▸ **RECORDS SHOWN**

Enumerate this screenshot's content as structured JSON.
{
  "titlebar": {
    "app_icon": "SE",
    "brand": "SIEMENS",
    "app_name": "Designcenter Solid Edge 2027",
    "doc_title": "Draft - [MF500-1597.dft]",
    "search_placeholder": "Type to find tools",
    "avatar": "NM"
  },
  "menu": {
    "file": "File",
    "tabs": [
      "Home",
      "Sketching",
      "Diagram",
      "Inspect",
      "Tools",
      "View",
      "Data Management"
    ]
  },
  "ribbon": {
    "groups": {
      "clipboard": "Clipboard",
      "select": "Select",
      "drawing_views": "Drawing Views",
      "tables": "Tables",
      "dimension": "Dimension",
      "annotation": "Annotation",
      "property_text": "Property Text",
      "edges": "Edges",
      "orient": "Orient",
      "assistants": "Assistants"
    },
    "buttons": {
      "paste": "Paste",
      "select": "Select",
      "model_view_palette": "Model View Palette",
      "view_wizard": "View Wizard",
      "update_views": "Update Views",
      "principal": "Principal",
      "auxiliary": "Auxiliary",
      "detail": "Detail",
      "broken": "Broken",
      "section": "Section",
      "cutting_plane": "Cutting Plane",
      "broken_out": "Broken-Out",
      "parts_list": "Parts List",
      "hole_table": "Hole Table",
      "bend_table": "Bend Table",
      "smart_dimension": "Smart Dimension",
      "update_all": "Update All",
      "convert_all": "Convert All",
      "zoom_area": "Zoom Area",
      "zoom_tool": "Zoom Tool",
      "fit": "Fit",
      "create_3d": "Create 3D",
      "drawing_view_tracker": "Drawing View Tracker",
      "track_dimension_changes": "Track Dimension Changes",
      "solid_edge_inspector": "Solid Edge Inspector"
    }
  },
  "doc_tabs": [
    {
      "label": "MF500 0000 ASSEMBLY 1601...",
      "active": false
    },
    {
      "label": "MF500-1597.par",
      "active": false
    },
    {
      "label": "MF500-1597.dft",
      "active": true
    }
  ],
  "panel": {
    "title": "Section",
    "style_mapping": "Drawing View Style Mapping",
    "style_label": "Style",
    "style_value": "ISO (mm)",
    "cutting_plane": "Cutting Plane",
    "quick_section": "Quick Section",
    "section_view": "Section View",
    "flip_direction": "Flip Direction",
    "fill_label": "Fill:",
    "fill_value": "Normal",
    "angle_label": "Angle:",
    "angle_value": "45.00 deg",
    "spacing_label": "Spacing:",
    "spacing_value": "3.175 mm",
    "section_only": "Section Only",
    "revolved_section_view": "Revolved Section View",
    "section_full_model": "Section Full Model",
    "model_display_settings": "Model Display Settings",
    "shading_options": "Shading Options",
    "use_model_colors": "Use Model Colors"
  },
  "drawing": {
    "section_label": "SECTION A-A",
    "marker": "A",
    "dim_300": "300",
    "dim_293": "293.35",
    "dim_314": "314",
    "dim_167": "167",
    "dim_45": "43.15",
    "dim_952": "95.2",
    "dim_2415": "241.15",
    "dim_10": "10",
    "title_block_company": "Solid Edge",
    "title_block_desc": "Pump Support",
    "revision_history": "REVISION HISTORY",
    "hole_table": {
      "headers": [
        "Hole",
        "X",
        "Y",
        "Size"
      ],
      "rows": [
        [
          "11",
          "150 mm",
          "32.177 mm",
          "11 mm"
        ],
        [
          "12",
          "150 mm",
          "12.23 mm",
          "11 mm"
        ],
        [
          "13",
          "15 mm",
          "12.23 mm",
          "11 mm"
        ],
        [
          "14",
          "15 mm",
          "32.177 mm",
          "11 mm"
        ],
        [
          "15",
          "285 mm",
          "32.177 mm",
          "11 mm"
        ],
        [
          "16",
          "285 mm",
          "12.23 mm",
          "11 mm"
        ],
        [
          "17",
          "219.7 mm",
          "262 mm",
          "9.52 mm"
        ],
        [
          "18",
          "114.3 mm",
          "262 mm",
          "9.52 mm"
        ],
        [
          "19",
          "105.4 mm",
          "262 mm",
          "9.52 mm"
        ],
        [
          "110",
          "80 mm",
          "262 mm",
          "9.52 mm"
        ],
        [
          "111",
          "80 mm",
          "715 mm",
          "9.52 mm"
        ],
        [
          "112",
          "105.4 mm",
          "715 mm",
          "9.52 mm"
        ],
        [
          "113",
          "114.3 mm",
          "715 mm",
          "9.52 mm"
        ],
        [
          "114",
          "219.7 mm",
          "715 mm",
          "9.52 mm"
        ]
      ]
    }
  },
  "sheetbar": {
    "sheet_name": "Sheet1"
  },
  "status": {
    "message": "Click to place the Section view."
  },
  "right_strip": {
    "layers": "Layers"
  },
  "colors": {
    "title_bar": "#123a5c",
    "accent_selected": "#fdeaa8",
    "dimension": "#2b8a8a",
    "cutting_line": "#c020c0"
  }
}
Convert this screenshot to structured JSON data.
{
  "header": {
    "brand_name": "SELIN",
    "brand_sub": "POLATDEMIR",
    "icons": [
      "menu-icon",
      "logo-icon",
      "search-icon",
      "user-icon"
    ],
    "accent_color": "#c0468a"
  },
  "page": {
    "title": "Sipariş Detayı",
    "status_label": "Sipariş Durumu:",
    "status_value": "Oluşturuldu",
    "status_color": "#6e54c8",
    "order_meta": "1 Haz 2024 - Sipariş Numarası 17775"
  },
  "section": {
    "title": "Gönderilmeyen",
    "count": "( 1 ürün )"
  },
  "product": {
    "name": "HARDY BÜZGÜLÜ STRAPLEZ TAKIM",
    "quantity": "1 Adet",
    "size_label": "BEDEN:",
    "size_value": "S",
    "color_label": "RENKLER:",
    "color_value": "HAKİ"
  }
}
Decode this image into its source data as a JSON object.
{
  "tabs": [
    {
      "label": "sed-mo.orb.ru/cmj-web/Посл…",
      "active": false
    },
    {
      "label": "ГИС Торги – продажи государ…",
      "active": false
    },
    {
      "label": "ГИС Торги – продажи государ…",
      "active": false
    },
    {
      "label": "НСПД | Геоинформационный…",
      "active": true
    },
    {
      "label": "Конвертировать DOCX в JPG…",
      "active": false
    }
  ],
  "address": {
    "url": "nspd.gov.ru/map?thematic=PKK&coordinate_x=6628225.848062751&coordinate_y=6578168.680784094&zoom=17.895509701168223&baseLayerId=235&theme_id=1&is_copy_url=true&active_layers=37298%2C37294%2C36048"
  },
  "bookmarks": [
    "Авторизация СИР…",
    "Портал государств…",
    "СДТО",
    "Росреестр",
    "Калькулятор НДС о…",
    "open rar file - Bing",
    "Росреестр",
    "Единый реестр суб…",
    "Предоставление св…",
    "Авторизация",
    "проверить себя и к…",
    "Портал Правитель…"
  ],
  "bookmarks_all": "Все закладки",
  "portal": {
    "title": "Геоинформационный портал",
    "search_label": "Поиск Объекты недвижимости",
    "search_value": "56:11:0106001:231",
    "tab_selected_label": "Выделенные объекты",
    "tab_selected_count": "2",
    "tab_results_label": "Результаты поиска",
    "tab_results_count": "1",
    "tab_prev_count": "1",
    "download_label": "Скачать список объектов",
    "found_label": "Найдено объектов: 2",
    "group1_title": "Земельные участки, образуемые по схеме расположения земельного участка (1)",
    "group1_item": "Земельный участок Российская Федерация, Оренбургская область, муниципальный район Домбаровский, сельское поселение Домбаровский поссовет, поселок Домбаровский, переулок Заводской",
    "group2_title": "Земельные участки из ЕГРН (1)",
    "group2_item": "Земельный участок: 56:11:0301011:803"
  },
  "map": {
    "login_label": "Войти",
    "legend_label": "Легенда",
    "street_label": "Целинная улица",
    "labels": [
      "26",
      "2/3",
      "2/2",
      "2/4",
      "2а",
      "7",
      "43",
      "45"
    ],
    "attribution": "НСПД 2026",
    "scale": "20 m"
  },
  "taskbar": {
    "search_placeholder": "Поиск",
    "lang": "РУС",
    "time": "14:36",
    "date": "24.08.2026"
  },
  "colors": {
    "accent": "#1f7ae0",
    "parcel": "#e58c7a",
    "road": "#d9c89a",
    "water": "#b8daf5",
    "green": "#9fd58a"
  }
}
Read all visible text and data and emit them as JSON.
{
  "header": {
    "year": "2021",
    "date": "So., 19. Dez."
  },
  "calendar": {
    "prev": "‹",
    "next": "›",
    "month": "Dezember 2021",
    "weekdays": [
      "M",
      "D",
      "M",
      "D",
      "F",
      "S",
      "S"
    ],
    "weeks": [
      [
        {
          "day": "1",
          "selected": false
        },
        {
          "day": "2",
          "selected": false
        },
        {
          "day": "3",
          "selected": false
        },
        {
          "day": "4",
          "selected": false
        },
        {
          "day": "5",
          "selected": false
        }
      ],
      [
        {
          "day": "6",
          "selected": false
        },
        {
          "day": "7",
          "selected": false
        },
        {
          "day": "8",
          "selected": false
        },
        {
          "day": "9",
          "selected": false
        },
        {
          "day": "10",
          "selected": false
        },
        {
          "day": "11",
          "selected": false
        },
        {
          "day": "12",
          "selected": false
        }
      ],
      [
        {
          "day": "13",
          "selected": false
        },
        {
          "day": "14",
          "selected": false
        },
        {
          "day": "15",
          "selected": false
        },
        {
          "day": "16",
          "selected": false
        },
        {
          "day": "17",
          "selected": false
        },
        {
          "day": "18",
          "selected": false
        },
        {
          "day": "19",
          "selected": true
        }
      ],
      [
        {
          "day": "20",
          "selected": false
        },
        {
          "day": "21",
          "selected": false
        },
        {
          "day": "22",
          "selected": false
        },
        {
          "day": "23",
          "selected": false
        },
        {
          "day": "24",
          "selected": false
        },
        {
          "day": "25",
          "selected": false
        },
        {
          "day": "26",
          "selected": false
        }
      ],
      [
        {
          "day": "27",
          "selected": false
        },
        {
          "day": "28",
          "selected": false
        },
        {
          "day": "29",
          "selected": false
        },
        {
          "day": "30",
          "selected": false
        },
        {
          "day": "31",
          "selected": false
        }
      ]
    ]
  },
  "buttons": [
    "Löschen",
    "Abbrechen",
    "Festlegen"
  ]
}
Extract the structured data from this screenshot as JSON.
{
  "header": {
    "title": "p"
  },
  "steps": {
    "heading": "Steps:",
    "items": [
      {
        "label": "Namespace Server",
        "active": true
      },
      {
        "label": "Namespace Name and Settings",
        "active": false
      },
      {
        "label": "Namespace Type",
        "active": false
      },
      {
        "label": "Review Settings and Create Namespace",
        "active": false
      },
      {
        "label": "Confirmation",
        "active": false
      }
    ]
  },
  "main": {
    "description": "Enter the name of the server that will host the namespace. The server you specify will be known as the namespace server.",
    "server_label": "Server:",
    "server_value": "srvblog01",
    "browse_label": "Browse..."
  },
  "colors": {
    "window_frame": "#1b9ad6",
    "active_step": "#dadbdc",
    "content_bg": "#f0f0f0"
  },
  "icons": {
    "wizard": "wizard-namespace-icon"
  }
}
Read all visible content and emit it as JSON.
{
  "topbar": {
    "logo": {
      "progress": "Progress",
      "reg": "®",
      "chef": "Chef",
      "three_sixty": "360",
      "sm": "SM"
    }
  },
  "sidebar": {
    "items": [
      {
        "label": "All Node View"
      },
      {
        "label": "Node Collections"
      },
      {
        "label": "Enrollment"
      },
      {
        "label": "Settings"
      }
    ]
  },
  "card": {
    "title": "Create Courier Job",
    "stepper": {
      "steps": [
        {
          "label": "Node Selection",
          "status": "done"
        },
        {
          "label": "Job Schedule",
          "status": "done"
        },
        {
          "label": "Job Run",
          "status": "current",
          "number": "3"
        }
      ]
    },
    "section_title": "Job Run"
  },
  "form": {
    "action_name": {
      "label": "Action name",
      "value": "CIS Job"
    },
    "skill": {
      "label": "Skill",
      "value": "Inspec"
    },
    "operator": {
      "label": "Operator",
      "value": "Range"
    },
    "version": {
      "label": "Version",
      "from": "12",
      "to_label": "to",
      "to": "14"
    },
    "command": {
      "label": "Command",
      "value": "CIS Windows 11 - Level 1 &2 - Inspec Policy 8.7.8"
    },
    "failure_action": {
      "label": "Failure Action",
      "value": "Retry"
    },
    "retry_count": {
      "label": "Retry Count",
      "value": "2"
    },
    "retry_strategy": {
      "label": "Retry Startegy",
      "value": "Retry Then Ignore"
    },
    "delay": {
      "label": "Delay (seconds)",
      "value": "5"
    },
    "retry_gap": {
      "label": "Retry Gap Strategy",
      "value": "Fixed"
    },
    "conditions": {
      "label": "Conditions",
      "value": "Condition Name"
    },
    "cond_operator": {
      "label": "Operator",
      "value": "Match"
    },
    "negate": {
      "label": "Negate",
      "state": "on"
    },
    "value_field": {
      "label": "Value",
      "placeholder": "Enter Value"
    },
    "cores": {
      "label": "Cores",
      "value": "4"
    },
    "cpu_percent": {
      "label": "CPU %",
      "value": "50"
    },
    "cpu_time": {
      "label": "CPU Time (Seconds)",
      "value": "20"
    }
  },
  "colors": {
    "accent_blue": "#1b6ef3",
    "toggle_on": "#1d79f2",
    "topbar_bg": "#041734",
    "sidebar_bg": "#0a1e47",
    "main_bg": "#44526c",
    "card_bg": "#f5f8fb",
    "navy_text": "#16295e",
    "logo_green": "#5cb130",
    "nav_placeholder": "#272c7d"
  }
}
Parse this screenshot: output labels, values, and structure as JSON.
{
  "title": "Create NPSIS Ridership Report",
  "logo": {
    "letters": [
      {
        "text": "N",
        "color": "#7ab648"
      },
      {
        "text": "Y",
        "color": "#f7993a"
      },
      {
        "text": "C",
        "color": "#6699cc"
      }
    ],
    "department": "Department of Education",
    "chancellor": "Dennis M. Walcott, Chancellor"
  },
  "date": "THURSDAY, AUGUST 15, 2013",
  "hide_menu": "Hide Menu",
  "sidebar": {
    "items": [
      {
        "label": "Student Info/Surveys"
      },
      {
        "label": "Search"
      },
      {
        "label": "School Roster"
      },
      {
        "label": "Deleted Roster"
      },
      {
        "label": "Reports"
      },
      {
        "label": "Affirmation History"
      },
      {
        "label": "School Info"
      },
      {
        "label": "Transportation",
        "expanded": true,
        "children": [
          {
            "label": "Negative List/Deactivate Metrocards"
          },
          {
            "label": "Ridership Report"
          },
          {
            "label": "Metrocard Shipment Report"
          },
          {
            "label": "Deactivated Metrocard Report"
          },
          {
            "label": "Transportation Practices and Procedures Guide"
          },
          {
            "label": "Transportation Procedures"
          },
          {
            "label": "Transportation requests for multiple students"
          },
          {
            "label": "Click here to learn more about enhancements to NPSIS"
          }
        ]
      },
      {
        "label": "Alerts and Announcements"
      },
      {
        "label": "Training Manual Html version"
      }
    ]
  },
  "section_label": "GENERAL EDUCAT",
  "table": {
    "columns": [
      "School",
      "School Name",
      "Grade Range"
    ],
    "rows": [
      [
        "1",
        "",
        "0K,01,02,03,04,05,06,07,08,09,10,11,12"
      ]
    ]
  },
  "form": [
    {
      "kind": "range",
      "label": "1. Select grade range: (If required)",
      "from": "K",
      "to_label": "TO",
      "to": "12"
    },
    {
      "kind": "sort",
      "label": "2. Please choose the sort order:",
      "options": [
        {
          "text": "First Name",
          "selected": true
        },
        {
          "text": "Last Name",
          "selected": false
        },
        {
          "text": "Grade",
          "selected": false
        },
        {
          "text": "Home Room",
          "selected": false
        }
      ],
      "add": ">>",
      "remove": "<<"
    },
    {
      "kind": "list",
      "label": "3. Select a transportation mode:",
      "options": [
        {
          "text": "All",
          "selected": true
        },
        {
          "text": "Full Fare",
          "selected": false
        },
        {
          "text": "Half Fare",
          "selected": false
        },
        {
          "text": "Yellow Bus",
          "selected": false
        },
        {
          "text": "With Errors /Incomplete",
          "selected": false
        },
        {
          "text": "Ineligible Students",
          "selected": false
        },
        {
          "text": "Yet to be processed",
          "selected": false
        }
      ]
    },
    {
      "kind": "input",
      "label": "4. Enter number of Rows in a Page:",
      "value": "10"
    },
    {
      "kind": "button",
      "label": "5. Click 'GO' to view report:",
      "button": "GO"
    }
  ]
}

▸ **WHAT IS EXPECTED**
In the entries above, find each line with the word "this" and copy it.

▸ **TASK ANSWER**
Enumerate this screenshot's content as structured JSON.
Convert this screenshot to structured JSON data.
Decode this image into its source data as a JSON object.
Extract the structured data from this screenshot as JSON.
Parse this screenshot: output labels, values, and structure as JSON.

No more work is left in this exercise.